BGET Director, Salinee, shared her knowledge on adobe building construction, including her own house, and what better place to learn from than the adobe learning centre we had our lessons in! A mud pit was organically carved out under the strategic shade of a tree, where rice husks were mixed with water and mud under the dancing feet. Towards the end of the day, it was transformed into a mudslinging pit. Adobe bricks had been made in advance, and students transported them from under the bamboo hut to the tool shed site, where they practiced adobe bricklaying. At the same time, wood planks were salvaged to recycle them into the door jamb and shelves by the students.
As with anything to do with mud, a mud fight broke out!
What better way to end the day than to go for a cooling swim / shower in the Moei River!
As shared by many students, adobe was a fun and useful topic for them. "Building adobe! Particularly actually building the wall and making the mixture. I loved putting the bricks together, and all of it really."
"I will use for my life. I will build one adobe home and I will share with new generation in future on how to save environment."
Day 3: Guest speakers, Ko Lynn, Sai and Moe Thu, from Khomloy Development Foundation (KLDF) came and gave us a full day workshop on composting pig pens and chicken coops. These animals' living quarters are beautifully tied in with their food and their poo that conveniently become nutrients for the plants that shall feed them. Banana stalks which I never imagined to have any use other than holding up the bananas, are actually food too! Students chop them up into pieces to ferment them as pig feed, as well as further mincing them up as chicken feed. A feeding table was also provided on how much of each type of food to feed the animals - a real piece of gem for newbies at raising animals!

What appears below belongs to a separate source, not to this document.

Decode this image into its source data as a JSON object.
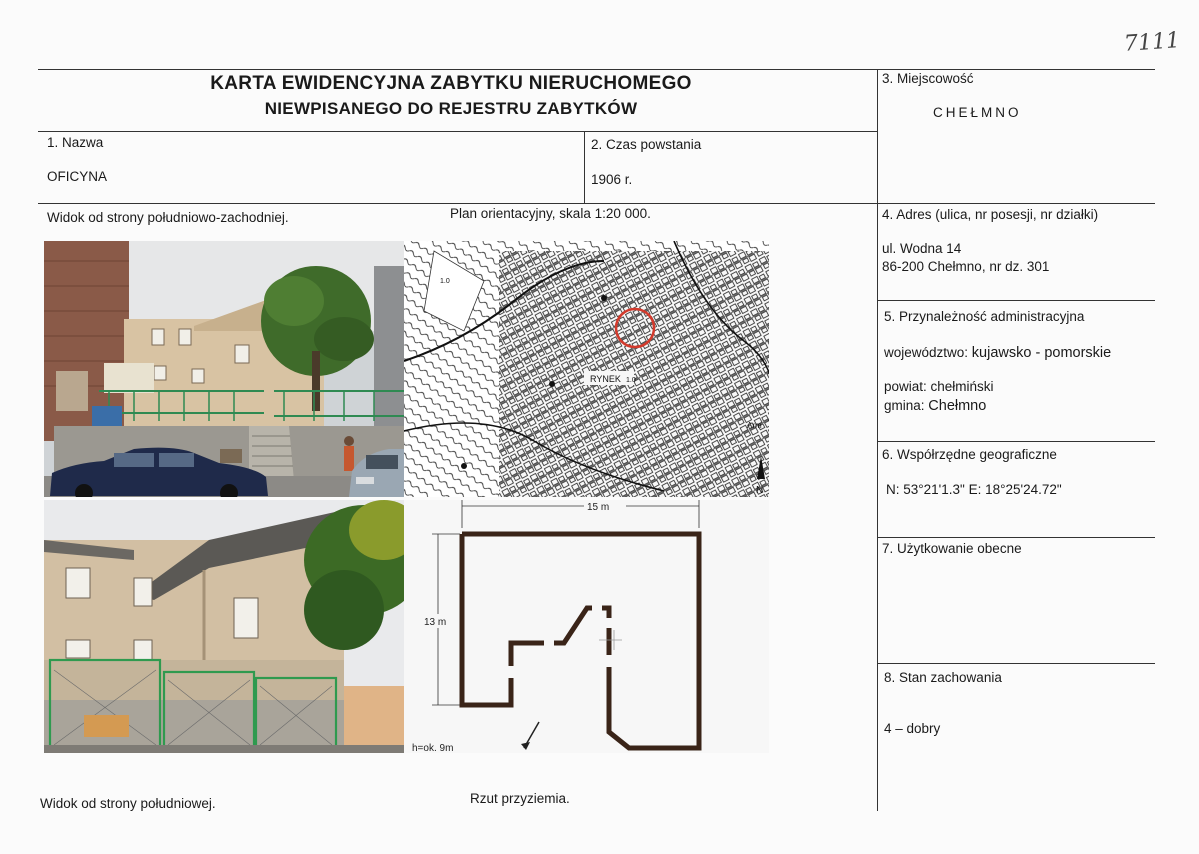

Coinciding with the lunar eclipse, lanterns were set off at night, courtesy of KLDF who brought the beautiful lanterns to Grace Garden. It was a party out here, with funny noises echoing off the mountain ranges as villagers carried out the traditional beliefs of using loud noises to scare away the eclipse.
Preparing the site for the composting pig pen.
Cutting up banana stalks. "I think I can use some of the things that I have learnt like composting pig pen and chicken coop and adobe. If I go back to my village, I will do it by myself."
Splitting bamboo under the shade of a car. To one student, the "highlight of the training was splitting bamboo with machetes and axes."
Day 4: Renewable energy day included solar power taught by Say Heh from SunSawang and wind power by Colin.
A competition was held for the fastest handmade vertical and horizontal turbines to work a stone to the finishing line. With the variety of designs for these turbines, it was like a fashion show!
Wind turbine competition.
The last day of class for this training camp concluded with a talent show. It was an evening of music, singing, laughter and hugs, as the entire crew of students and instructors participated in the myriad of performances.
Mass singing and dancing.
Day 5: A hike up the pagoda, which sits on the top of the mountains which has been a beautiful backdrop to Grace Garden.
We set off after breakfast, taking the route which we always see the villagers come by with their huge baskets. It was a tough hike up, and I was amazed I managed to make it, despite stopping so frequently while two angelic students waited with me. The view was stunning, and we could see Noh Bo and the Moei River that weaves by it. Coming back down to Grace Garden was much easier, as the route was less steep.
We then shared our last lunch together, and closed the training camp with the awarding of certificates to the students.